ANN ARBOR, Mich., April 26 -- Several genetic regions appear to contribute to the risk of developing type 2 diabetes, three research groups have found in a major collaborative effort.
The three groups -- one based in the United Kingdom and two in the U.S. -- used variations on a method called genome-wide association analysis to look for genes that were more common in those with type 2 diabetes than in healthy controls.
"This represents sort of a landmark moment in type II diabetes research," said Michael Boehnke, Ph.D., of the University of Michigan at Ann Arbor, who led the so-called FUSION study, which included investigators from several American sites, the National Human Genome Research Institute, and the Finnish National Public Health Institute.
He said the "very compelling results" -- published online today by Science -- show the power of genome-wide association studies in finding genetic variations associated with disease.

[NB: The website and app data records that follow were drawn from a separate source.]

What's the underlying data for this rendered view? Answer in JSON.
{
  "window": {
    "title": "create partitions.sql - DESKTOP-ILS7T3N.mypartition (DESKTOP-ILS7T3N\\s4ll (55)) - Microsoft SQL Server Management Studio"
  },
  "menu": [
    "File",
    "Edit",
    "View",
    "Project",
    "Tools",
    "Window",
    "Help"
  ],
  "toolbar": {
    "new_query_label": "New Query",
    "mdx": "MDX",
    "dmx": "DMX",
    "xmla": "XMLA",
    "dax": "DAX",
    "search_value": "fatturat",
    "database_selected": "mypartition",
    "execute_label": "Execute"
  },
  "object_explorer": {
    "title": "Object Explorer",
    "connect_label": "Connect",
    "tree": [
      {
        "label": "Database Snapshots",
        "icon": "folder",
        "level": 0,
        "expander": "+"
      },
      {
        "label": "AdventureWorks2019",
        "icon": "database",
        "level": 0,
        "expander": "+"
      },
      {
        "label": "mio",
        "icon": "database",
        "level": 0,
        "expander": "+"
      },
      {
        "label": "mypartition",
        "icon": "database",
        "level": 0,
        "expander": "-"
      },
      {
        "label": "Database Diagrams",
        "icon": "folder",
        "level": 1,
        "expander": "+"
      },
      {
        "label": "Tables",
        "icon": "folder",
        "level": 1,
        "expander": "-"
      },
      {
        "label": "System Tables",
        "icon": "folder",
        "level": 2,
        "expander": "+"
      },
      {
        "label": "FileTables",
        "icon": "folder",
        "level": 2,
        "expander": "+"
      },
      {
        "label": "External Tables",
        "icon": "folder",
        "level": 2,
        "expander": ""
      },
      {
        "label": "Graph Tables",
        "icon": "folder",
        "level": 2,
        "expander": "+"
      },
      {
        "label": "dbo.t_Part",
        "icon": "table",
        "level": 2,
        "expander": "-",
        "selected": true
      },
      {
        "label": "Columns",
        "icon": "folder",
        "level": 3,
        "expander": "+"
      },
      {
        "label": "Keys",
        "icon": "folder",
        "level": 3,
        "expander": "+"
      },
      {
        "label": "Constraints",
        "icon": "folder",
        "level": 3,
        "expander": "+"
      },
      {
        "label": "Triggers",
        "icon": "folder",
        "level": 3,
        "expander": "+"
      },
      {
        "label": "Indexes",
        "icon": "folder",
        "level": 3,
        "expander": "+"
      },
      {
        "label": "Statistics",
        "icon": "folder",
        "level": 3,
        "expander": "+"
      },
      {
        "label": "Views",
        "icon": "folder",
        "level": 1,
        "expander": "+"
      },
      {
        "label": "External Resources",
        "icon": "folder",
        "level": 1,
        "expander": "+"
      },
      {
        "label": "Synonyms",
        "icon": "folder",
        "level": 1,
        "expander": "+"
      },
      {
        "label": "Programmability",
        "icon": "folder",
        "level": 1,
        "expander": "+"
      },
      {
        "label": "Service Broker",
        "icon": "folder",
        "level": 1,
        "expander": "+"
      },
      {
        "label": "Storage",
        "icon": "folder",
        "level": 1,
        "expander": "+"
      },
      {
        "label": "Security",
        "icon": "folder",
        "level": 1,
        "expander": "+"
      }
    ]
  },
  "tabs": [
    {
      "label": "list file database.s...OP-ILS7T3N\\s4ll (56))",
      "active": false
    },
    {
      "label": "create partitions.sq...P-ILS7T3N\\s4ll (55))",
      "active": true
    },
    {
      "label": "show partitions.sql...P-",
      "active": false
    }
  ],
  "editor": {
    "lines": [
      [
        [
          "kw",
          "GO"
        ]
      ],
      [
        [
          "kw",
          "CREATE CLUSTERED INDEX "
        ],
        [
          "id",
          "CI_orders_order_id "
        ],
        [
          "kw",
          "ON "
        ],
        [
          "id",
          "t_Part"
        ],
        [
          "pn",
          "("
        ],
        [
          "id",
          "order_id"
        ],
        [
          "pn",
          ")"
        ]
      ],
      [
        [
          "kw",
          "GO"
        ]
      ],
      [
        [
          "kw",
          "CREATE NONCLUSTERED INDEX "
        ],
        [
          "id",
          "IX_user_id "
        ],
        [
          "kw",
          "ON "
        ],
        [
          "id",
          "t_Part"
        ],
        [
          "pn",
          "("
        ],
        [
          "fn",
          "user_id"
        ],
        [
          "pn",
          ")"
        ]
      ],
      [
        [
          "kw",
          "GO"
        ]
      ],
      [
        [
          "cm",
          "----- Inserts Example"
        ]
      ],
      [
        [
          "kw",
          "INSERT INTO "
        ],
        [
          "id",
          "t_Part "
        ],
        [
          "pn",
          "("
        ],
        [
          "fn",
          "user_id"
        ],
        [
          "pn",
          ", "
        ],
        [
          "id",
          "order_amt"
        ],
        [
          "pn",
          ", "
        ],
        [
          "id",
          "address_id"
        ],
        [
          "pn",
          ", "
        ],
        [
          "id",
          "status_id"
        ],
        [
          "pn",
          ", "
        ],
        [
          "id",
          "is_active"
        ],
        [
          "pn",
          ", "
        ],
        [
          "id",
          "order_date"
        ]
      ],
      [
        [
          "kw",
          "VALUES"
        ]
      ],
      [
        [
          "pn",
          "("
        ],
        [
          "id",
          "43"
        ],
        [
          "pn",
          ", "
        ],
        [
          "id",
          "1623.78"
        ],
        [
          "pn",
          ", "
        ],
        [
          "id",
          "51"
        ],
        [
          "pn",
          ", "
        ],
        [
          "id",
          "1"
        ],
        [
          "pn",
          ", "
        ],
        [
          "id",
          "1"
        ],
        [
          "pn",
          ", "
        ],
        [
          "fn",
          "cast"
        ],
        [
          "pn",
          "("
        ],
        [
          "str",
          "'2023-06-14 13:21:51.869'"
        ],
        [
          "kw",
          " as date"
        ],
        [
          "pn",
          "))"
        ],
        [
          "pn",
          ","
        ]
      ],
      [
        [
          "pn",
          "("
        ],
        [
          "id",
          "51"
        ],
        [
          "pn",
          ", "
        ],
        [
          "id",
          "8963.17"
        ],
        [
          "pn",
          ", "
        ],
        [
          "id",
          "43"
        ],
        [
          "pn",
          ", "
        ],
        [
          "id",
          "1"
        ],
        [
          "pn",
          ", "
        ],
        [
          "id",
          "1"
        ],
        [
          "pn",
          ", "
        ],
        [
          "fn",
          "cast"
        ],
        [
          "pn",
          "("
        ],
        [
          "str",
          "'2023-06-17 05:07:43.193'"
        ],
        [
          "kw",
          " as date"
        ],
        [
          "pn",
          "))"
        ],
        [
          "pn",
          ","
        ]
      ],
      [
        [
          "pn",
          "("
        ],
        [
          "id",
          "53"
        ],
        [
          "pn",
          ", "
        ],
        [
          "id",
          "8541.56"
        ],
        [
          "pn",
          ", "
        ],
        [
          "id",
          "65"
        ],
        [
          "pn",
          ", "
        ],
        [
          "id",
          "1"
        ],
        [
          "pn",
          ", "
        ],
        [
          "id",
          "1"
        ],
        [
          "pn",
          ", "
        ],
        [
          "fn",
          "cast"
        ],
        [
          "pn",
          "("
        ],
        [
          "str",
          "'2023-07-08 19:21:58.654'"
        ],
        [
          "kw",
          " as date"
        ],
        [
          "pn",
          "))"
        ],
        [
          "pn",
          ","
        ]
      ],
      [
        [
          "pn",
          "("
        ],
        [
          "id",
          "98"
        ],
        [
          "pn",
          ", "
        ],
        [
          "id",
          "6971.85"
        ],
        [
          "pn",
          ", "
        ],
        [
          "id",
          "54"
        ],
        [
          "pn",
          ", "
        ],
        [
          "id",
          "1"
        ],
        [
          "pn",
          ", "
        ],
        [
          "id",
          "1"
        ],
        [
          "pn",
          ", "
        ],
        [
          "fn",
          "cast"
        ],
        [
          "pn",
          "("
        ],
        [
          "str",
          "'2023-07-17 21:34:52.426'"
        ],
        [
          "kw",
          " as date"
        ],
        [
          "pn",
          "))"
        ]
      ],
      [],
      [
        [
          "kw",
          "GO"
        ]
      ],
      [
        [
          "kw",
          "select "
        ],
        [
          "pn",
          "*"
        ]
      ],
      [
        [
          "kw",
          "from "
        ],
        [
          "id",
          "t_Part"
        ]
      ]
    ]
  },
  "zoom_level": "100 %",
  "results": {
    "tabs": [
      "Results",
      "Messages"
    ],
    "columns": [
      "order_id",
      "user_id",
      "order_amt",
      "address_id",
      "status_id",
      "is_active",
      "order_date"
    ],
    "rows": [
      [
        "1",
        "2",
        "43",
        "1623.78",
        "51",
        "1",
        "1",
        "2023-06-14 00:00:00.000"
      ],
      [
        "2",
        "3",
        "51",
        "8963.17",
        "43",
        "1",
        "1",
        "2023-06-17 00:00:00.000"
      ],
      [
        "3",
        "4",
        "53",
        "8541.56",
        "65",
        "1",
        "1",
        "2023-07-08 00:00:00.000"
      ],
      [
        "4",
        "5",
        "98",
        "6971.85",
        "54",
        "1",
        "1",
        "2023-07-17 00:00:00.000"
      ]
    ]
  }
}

Each of the three groups began with a different group of participants with and without type 2 diabetes and used microchip array techniques to scan and compare their genomes.
Once they found regions of interest that differed between patients and healthy controls, the groups collaborated to confirm or refute the findings in larger cohorts.
All told, the three groups scanned the genomes of 32,544 people with and without type 2 diabetes.
Dr. Boehnke said the findings differ slightly from group to group "mainly in the way we present our data" although there are also differences that arise from variations in their methods.
But all three groups agreed that type 2 diabetes is associated with genetic variations in:
- A region on chromosome three, near the gene IGF2BP2.
- A region on chromosome six, near the gene CDKAL1.
- And a region on chromosome nine, near the genes CDKN2A and CDKN2B.
While those regions are near known genes, Dr. Boehnke said, whether the genes themselves are involved in diabetes is not yet known.
In addition, all of the groups confirmed previously reported links to the genes HHEX, PPAR-gamma, KCNJ11, SLC30A8, and TCF7L2.
Dr. Boehnke and colleagues also reported a link to a region on chromosome 11, which appears not to be inhabited by any known genes, although neither of the other groups did so.
Dr. Boehnke and colleagues also reported a link to the gene FTO, on chromosome 16, but the British group, led by Mark McCarthy, M.B., of Oxford University, did not.
That's because Dr. McCarthy and colleagues reported within the past two weeks that FTO is linked to increased risk of obesity, which is itself a risk factor for diabetes. (Gene Variant Increases Obesity Risk)
In their study -- the Wellcome Trust Case Control Consortium -- the FTO link to diabetes vanished when the researchers adjusted for body mass index, so they did not report it as a diabetes gene.
"Essentially," Dr. Boehnke said, "they think of it as an obesity gene."
The third group -- the Diabetes Genetic Initiative -- had similar results, but reported an additional link to a region near the gene for a protein that regulates glucokinase, an enzyme that breaks down sugars, according to David Altshuler, M.D., Ph.D., of the Broad Institute of Harvard University.
The immediate clinical significance of the findings remains unclear. Dr. Altshuler said in a statement that the results "open surprising new avenues for disease research, treatment and prevention."
But Dr. Boehnke said in an interview that diabetes is such a complex disease that the step from finding genes to developing drugs or improving diagnosis is likely to be a long one.
The pro-diabetic variations that were found tended to increase the risk of the disease by between 10% and 25% per allele.
In other words, Dr. Boehnke said, a person with two copies of one of the risky variations would have between a 20% and 50% increase in diabetes risk.
On the other hand, he said, the picture is clouded by the environmental and behavioral factors that also contribute to the disease - such as lack of exercise or over-eating.
Because of that complexity, he said, "for type II diabetes, we can't really say yet what the impact (of these genetic variants) is on the disease risk."